John Luther Movie Review: Standard investigative thriller elevated by an intense third act
Jayasurya plays a hearing-impaired cop, hunting a serial killer, in John Luther
A couple of weeks ago, we saw Jayasurya playing a character who loses the ability of one of his five senses. So one can't help but be amused after seeing him playing another character who loses the function of another one of his five senses. It's the ears, this time. The good thing is John Luther, directed by newcomer Abhijith Joseph, doesn't spend so much time showing the protagonist's struggles with his impairment. The titular cop carries on with his duty regardless of it. If there's one thing I like about the last couple of characters that Jayasurya played, they all don't stay weak for long. Is this a pattern?
Director: Abhijith Joseph
Cast: Jayasurya, Deepak Parambol, Siddique, Athmiya
There is a scene where John attends his sister's engagement and can't wait to get back to an ongoing investigation. He is a workaholic, a quality his father (Siddique) can't stand. There is another reason for his dislike of his son's profession. John has often been in situations that caused him varying degrees of bodily harm. So when his ears are damaged — except for 20 percent of hearing in one ear — it causes more concern for his dad and us. I say us because it's this trait that chiefly contributes to the tension in the film. How will someone with damaged ears catch and subdue a dangerous serial murderer? John Luther is a standard investigative thriller that starts with a hit-and-run and, subsequently, a missing man.
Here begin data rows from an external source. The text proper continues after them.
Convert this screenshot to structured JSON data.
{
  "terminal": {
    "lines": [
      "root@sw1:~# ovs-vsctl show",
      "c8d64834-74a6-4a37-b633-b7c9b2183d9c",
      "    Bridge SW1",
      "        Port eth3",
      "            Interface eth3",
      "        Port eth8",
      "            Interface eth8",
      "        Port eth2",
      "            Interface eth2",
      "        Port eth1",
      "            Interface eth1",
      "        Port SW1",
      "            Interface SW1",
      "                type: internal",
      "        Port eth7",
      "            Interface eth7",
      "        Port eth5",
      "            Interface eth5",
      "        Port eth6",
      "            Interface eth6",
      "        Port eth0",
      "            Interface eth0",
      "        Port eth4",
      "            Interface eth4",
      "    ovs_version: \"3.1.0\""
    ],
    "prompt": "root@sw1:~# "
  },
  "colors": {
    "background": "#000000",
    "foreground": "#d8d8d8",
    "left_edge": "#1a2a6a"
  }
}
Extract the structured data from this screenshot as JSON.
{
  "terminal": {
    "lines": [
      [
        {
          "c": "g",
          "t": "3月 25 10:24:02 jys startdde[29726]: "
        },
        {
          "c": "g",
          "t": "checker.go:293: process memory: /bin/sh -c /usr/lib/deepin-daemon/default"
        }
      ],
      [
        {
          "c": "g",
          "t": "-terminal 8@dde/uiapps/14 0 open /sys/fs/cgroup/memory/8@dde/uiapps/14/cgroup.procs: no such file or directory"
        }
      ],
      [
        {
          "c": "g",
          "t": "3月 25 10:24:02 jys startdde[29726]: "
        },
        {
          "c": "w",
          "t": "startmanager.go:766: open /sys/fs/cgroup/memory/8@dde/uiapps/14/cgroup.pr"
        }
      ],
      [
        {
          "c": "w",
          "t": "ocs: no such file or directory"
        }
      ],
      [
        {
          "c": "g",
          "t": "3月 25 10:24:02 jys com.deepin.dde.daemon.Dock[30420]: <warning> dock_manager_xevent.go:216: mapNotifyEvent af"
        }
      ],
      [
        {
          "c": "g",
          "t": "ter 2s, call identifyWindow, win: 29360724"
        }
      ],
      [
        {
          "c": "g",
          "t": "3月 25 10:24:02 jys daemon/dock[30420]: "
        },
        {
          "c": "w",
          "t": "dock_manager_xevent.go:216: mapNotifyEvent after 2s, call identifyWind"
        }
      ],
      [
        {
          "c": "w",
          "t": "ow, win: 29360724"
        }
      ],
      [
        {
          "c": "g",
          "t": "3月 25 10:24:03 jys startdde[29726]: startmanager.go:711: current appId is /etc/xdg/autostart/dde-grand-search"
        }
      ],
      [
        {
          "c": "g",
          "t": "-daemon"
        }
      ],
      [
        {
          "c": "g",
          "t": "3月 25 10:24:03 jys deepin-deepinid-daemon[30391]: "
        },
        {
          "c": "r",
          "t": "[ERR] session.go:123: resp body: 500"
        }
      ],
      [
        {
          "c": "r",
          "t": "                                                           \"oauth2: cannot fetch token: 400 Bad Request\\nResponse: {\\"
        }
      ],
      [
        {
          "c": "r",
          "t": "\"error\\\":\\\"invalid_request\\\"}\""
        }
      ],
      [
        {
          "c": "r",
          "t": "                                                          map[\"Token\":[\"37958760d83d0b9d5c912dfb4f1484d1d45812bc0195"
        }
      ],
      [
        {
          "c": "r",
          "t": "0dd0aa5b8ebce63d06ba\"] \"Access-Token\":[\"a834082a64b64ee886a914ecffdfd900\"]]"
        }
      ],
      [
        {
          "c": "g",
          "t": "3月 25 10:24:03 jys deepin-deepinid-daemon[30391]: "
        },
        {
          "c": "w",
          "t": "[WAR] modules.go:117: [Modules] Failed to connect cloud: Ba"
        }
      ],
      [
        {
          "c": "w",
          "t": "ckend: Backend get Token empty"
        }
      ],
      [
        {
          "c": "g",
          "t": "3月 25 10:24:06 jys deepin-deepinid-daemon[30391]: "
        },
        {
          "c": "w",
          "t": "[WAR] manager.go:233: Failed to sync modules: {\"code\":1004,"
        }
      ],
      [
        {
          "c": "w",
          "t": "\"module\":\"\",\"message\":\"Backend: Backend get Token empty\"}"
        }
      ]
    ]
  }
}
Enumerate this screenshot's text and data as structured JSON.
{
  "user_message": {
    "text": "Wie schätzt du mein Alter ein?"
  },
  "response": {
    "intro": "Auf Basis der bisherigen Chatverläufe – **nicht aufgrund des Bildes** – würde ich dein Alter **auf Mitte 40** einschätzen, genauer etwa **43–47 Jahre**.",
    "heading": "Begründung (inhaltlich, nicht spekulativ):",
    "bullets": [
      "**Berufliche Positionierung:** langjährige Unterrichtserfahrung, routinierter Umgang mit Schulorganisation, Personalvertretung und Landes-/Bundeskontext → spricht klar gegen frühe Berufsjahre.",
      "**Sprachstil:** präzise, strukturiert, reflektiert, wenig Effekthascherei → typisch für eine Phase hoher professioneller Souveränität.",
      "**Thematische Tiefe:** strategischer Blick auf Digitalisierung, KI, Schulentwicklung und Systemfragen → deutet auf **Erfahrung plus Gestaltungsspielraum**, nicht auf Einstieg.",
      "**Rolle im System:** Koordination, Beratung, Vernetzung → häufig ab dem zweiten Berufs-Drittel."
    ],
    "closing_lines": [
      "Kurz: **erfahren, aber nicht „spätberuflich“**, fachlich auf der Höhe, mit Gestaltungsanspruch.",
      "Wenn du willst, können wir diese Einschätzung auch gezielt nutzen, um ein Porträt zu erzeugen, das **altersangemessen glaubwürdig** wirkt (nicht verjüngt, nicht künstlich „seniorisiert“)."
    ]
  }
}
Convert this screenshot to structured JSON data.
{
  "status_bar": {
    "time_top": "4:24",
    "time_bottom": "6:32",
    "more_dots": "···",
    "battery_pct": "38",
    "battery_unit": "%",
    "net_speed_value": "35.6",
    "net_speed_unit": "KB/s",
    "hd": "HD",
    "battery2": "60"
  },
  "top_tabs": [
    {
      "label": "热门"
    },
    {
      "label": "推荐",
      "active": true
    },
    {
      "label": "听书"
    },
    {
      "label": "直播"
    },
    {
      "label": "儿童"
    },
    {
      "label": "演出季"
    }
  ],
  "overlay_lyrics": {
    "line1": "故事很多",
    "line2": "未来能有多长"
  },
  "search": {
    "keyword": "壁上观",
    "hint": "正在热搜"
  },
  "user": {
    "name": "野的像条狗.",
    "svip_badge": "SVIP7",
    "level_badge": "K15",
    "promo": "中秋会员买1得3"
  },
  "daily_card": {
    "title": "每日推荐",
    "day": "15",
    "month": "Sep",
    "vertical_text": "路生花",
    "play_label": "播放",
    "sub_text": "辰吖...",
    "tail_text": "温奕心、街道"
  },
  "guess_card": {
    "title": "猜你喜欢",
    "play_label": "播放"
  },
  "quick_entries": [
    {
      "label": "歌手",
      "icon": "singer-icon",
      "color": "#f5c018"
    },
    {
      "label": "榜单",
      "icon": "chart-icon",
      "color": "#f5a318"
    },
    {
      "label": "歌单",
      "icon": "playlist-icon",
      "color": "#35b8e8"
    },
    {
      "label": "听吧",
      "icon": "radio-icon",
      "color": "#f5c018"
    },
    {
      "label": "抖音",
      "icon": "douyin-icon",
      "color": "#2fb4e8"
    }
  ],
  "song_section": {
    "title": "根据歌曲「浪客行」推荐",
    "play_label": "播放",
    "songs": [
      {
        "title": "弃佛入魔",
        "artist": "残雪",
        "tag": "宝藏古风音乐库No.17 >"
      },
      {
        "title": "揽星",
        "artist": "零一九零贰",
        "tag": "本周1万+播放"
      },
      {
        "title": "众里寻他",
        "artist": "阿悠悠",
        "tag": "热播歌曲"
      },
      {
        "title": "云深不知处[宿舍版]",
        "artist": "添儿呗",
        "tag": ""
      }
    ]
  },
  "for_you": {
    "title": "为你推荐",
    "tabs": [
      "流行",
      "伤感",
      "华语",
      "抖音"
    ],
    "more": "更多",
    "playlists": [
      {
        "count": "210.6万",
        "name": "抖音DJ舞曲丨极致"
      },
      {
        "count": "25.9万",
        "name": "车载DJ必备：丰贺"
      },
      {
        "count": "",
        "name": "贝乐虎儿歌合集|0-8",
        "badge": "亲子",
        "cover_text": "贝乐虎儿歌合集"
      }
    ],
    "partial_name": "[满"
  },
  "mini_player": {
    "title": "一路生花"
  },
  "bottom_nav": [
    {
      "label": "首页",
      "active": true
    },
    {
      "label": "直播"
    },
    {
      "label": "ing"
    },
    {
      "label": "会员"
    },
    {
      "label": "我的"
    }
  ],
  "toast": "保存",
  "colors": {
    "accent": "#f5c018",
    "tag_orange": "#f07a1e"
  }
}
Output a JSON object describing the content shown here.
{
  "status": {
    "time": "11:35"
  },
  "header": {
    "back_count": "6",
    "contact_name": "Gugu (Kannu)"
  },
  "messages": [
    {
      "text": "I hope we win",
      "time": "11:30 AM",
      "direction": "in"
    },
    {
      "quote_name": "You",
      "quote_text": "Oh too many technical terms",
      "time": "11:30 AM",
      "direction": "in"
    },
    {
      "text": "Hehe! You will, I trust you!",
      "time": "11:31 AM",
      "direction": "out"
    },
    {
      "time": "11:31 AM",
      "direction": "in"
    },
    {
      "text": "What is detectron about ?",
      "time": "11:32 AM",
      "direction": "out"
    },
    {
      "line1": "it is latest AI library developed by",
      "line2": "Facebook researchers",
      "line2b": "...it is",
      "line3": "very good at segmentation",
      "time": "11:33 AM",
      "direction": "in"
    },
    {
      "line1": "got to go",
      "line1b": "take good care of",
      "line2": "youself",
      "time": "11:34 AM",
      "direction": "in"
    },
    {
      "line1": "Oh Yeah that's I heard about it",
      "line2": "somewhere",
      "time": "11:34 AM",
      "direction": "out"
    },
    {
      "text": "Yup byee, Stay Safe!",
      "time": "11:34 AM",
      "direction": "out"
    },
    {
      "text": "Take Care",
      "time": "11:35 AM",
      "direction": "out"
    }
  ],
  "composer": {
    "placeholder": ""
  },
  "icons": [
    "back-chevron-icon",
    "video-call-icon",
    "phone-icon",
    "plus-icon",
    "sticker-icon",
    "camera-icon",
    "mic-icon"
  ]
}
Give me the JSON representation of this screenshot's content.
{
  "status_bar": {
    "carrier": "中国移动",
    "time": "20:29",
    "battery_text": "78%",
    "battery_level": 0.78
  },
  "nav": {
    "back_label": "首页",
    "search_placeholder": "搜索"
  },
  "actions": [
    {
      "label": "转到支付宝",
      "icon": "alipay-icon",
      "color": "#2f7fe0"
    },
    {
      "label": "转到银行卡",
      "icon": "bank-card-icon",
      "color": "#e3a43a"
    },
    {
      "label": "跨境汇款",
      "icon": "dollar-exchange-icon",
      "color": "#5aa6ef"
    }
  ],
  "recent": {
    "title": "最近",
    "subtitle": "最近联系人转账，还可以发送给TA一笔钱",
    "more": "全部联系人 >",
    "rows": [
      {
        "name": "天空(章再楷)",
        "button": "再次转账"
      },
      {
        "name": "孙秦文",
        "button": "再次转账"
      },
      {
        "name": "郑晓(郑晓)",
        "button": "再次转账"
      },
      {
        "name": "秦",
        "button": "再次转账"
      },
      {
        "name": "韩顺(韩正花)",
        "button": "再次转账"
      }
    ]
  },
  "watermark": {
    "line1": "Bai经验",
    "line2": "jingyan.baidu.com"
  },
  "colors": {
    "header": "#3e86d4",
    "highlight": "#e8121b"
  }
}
John Luther is strong on mood, with the mist-heavy Munnar locales, occasional rains, dilapidated warehouses, and the orange-and-teal tone accentuating the mounting dread. However, it's not too high on disturbing content — when compared with notable names in the same genre like Raatsasan or the recent Antakshari, that is. Most of John Luther follows the format of a standard investigative thriller, starting with John and his sub-ordinate (Deepak Parambol) wading through clues gathered from CCTV footage, license plates, and informants. I was amused when I remembered that Rajeev Ravi's cop thriller, Kuttavum Shikshayum, currently playing alongside John Luther in theatres, has the cops beginning the investigation in almost the same way, by looking for a vehicle.
Among the recent investigation thrillers in Malayalam, John Luther is the third after Anjaam Pathira and Twenty One Gms to have a creepy-looking automobile with an unseen driver wreaking havoc. The film is at its most effective when focussing on John's investigation. It briefly tests your patience when it veers off course to visit his family members. This whole family portion seems forcefully incorporated to appeal to family audiences. Aside from giving us the information about John being a serious risk-taker, it felt irrelevant in relation to everything else that happens in the film. And, of course, Siddique can always be counted on to play the father who later changes his tune after all that whining about his son not spending enough time with his family.
The film scores highly in the final act when the killer's identity gets revealed through a clever — but familiar — trick of misdirection. When John confronts the antagonist, who seems more formidable than initially assumed, things get suitably heavier. You begin to feel that John is in real danger.
I wouldn't call John Luther an earth-shattering piece of cinema, but it succeeds in its aim of keeping one engaged for two hours. However, when you compare it to films like Drishyam 2 and Antakshari and think of the novelty factor, it comes up short.